* Problem to work on:
Copy out lines with the word "this" from the material that follows.
————————
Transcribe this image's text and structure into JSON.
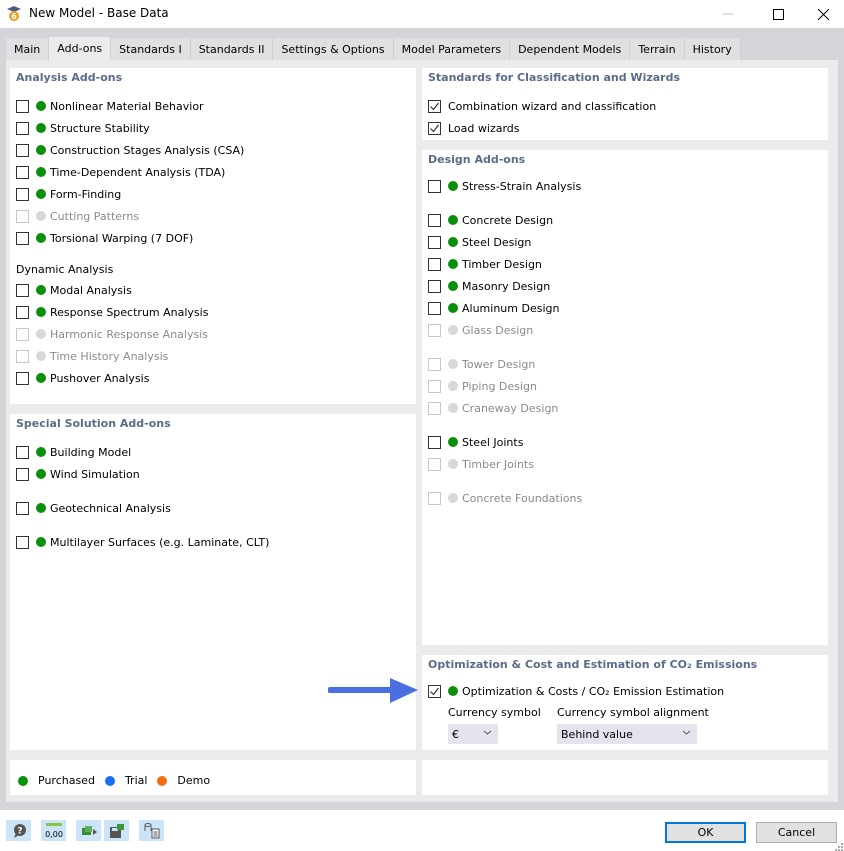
{
  "window": {
    "title": "New Model - Base Data",
    "minimize_icon": "minimize-icon",
    "maximize_icon": "maximize-icon",
    "close_icon": "close-icon"
  },
  "tabs": [
    {
      "label": "Main",
      "active": false
    },
    {
      "label": "Add-ons",
      "active": true
    },
    {
      "label": "Standards I",
      "active": false
    },
    {
      "label": "Standards II",
      "active": false
    },
    {
      "label": "Settings & Options",
      "active": false
    },
    {
      "label": "Model Parameters",
      "active": false
    },
    {
      "label": "Dependent Models",
      "active": false
    },
    {
      "label": "Terrain",
      "active": false
    },
    {
      "label": "History",
      "active": false
    }
  ],
  "colors": {
    "purchased": "#0a8f0a",
    "trial": "#1a6ef5",
    "demo": "#f26d0f",
    "unavailable": "#d8d8dc",
    "section_title": "#5a6b8c",
    "arrow": "#4a6fe0"
  },
  "analysis_addons": {
    "title": "Analysis Add-ons",
    "items": [
      {
        "label": "Nonlinear Material Behavior",
        "checked": false,
        "enabled": true,
        "status": "purchased"
      },
      {
        "label": "Structure Stability",
        "checked": false,
        "enabled": true,
        "status": "purchased"
      },
      {
        "label": "Construction Stages Analysis (CSA)",
        "checked": false,
        "enabled": true,
        "status": "purchased"
      },
      {
        "label": "Time-Dependent Analysis (TDA)",
        "checked": false,
        "enabled": true,
        "status": "purchased"
      },
      {
        "label": "Form-Finding",
        "checked": false,
        "enabled": true,
        "status": "purchased"
      },
      {
        "label": "Cutting Patterns",
        "checked": false,
        "enabled": false,
        "status": "unavailable"
      },
      {
        "label": "Torsional Warping (7 DOF)",
        "checked": false,
        "enabled": true,
        "status": "purchased"
      }
    ],
    "dynamic_title": "Dynamic Analysis",
    "dynamic_items": [
      {
        "label": "Modal Analysis",
        "checked": false,
        "enabled": true,
        "status": "purchased"
      },
      {
        "label": "Response Spectrum Analysis",
        "checked": false,
        "enabled": true,
        "status": "purchased"
      },
      {
        "label": "Harmonic Response Analysis",
        "checked": false,
        "enabled": false,
        "status": "unavailable"
      },
      {
        "label": "Time History Analysis",
        "checked": false,
        "enabled": false,
        "status": "unavailable"
      },
      {
        "label": "Pushover Analysis",
        "checked": false,
        "enabled": true,
        "status": "purchased"
      }
    ]
  },
  "special_solution_addons": {
    "title": "Special Solution Add-ons",
    "items": [
      {
        "label": "Building Model",
        "checked": false,
        "enabled": true,
        "status": "purchased"
      },
      {
        "label": "Wind Simulation",
        "checked": false,
        "enabled": true,
        "status": "purchased"
      },
      {
        "label": "Geotechnical Analysis",
        "checked": false,
        "enabled": true,
        "status": "purchased"
      },
      {
        "label": "Multilayer Surfaces (e.g. Laminate, CLT)",
        "checked": false,
        "enabled": true,
        "status": "purchased"
      }
    ]
  },
  "standards_wizards": {
    "title": "Standards for Classification and Wizards",
    "items": [
      {
        "label": "Combination wizard and classification",
        "checked": true
      },
      {
        "label": "Load wizards",
        "checked": true
      }
    ]
  },
  "design_addons": {
    "title": "Design Add-ons",
    "items": [
      {
        "label": "Stress-Strain Analysis",
        "checked": false,
        "enabled": true,
        "status": "purchased"
      },
      {
        "label": "Concrete Design",
        "checked": false,
        "enabled": true,
        "status": "purchased"
      },
      {
        "label": "Steel Design",
        "checked": false,
        "enabled": true,
        "status": "purchased"
      },
      {
        "label": "Timber Design",
        "checked": false,
        "enabled": true,
        "status": "purchased"
      },
      {
        "label": "Masonry Design",
        "checked": false,
        "enabled": true,
        "status": "purchased"
      },
      {
        "label": "Aluminum Design",
        "checked": false,
        "enabled": true,
        "status": "purchased"
      },
      {
        "label": "Glass Design",
        "checked": false,
        "enabled": false,
        "status": "unavailable"
      },
      {
        "label": "Tower Design",
        "checked": false,
        "enabled": false,
        "status": "unavailable"
      },
      {
        "label": "Piping Design",
        "checked": false,
        "enabled": false,
        "status": "unavailable"
      },
      {
        "label": "Craneway Design",
        "checked": false,
        "enabled": false,
        "status": "unavailable"
      },
      {
        "label": "Steel Joints",
        "checked": false,
        "enabled": true,
        "status": "purchased"
      },
      {
        "label": "Timber Joints",
        "checked": false,
        "enabled": false,
        "status": "unavailable"
      },
      {
        "label": "Concrete Foundations",
        "checked": false,
        "enabled": false,
        "status": "unavailable"
      }
    ]
  },
  "optimization": {
    "title": "Optimization & Cost and Estimation of CO₂ Emissions",
    "item": {
      "label": "Optimization & Costs / CO₂ Emission Estimation",
      "checked": true,
      "enabled": true,
      "status": "purchased"
    },
    "currency_symbol_label": "Currency symbol",
    "currency_symbol_value": "€",
    "alignment_label": "Currency symbol alignment",
    "alignment_value": "Behind value"
  },
  "legend": [
    {
      "label": "Purchased",
      "status": "purchased"
    },
    {
      "label": "Trial",
      "status": "trial"
    },
    {
      "label": "Demo",
      "status": "demo"
    }
  ],
  "footer": {
    "toolbar_icons": [
      "help-icon",
      "units-decimal-icon",
      "export-model-icon",
      "save-template-icon",
      "import-data-icon"
    ],
    "units_text": "0,00",
    "ok_label": "OK",
    "cancel_label": "Cancel"
  }
}
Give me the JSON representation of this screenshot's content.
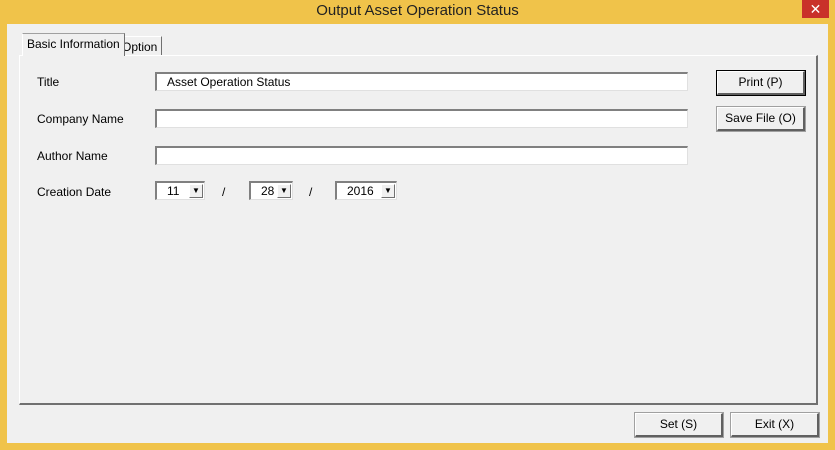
{
  "window": {
    "title": "Output Asset Operation Status",
    "close_glyph": "✕"
  },
  "tabs": [
    {
      "label": "Basic Information",
      "selected": true
    },
    {
      "label": "Option",
      "selected": false
    }
  ],
  "form": {
    "title_label": "Title",
    "title_value": "Asset Operation Status",
    "company_label": "Company Name",
    "company_value": "",
    "author_label": "Author Name",
    "author_value": "",
    "date_label": "Creation Date",
    "month": "11",
    "day": "28",
    "year": "2016",
    "separator": "/"
  },
  "side_buttons": {
    "print_label": "Print (P)",
    "save_label": "Save File (O)"
  },
  "bottom_buttons": {
    "set_label": "Set (S)",
    "exit_label": "Exit (X)"
  },
  "icons": {
    "dropdown": "chevron-down-icon",
    "close": "close-icon"
  },
  "colors": {
    "titlebar": "#f0c34a",
    "close_button": "#c9312a",
    "client": "#f0f0f0"
  }
}
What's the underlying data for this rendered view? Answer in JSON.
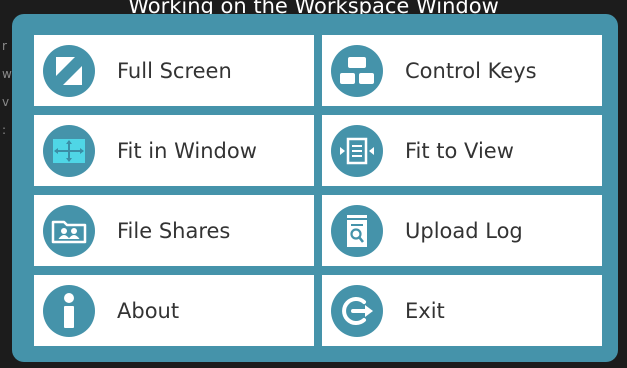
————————
* Problem solution:
Transcribe this image's text and structure into JSON.
Give me the JSON representation of this screenshot's content.
What's the underlying data for this rendered view? Answer in JSON.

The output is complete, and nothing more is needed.